Would it be better for the Cubs if every reliever flowing through the system was 23 years old and a Top 60 prospect? Of course, but that would be statistically freakish. Sometimes, players develop later. Perhaps they had little pre-signing buzz. Or injuries kicked in. Quite a few players will get out of college later than usual the next few years due to the pandemic. Players that make MLB rosters, especially because they did well in Triple-A, should be considered attributes.

Nance was very good early for the Cubs. His ERA was under 1.00 through mid-June. Then, due to “being found out,” “bad fortune,” injury, overwork, or a combination thereof, his numbers pancaked. His September success wasn’t much better than his June slump.

Does Nance deserve an off-season 40-man roster spot?

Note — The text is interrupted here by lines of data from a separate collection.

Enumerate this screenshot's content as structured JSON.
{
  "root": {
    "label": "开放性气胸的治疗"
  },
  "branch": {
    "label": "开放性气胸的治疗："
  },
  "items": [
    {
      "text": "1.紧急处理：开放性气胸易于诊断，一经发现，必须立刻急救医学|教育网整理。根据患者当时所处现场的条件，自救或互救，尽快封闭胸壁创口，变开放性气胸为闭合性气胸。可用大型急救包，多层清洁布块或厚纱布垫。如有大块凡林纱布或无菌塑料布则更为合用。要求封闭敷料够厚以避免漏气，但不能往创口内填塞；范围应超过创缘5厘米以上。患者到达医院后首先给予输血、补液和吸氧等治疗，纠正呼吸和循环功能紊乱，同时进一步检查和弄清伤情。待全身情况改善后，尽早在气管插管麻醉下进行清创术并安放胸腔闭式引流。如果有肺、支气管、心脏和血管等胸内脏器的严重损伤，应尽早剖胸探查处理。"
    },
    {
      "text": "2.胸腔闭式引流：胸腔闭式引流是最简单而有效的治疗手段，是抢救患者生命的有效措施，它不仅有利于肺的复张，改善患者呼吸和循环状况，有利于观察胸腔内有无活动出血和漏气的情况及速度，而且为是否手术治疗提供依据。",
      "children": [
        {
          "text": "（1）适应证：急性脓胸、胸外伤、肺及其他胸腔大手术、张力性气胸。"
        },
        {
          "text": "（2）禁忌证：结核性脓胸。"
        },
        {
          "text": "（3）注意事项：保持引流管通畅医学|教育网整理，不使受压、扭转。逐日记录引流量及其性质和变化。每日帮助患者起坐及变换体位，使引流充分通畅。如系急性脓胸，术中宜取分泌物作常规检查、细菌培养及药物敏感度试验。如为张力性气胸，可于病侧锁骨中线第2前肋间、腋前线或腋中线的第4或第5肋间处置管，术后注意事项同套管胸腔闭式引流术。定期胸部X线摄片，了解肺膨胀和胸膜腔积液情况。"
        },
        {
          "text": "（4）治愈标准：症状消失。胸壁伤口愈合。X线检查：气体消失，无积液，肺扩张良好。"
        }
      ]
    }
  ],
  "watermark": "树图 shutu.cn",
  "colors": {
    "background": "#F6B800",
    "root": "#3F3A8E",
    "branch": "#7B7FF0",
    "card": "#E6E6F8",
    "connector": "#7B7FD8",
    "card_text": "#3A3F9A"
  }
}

On what factors should that be decided?

Do you have to be a member of the Cubs front office to have a valid opinion?

Are there special considerations with Nance?

The 40-man roster is a bit more Parcheesi than Tic-Tac-Toe. Planning into the future is part of the gig. The future involves the unknown, and the unknown includes a degree of hypothetical math. Which isn’t for some. With 40-man roster choices, a bucket game is rather apparent.

Set up different buckets for different types of results. Key player on a good team: one bucket. Useful piece with option seasons remaining is another. Is broken, and will never return, a third. Line up however many buckets as you need, and figure out the likelihood (in your perception) of each player ending up in each bucket. Stick to your opinion, but if you’re wrong, assess what you had wrong when that becomes an issue.

Tommy Nance has two option seasons remaining. Parking Nance in Triple-A Iowa for much of 2022 is a realistic possibility, and having players in Des Moines awaiting a call-up (or on the taxi squad, if that continues) is a perfectly realistic result. It isn’t essential for Nance to be a “likely eighth-inning guy in Chicago in 2022” to merit a roster spot. I doubt the Cubs are giving out 10 MLB free-agent deals this off-season. and having guys like Nance around is part of having an affiliated bullpen.

One thing to mind about Nance is that he hasn’t been non-tendered before. Since he hasn’t previously cleared waivers, if he does clear waivers in early 2022, two permutations can take place if he is run through waivers. One is, another team claims him. (This might hint that he’s probably worth a roster spot.) If unclaimed in January or February, the Cubs retain his rights, while he’s off the 40-man roster. Nance doesn’t have the option to declare himself a free agent, as long as he isn’t non-tendered before December. With that in mind, Nance could make for a very realistic Designated For Assignment candidate in January or February.

That last bit isn’t enough to earn him a roster spot, but it’s enough to serve as a tie-breaker with a player who has previously cleared waivers, and could declare himself a free agent (for example, Sergio Alcántara, Michael Rucker or Trevor Megill). The Cubs figure to bring in quite a few pitchers to spring camp, whether on or off the 40-man roster. I doubt the Cubs have enough activity, with a potential work stoppage, to sign enough free agents by early December to fill the 40-man roster.

Saying “Nance should make the off-season 40” isn’t guaranteeing his success in the future. It’s more about doubting the MLB roster will be overly stocked by early December. Keep Nance on the 40 by tendering him a contract. At league minimum with the option to zipline him to and from Iowa? That would certainly be my call.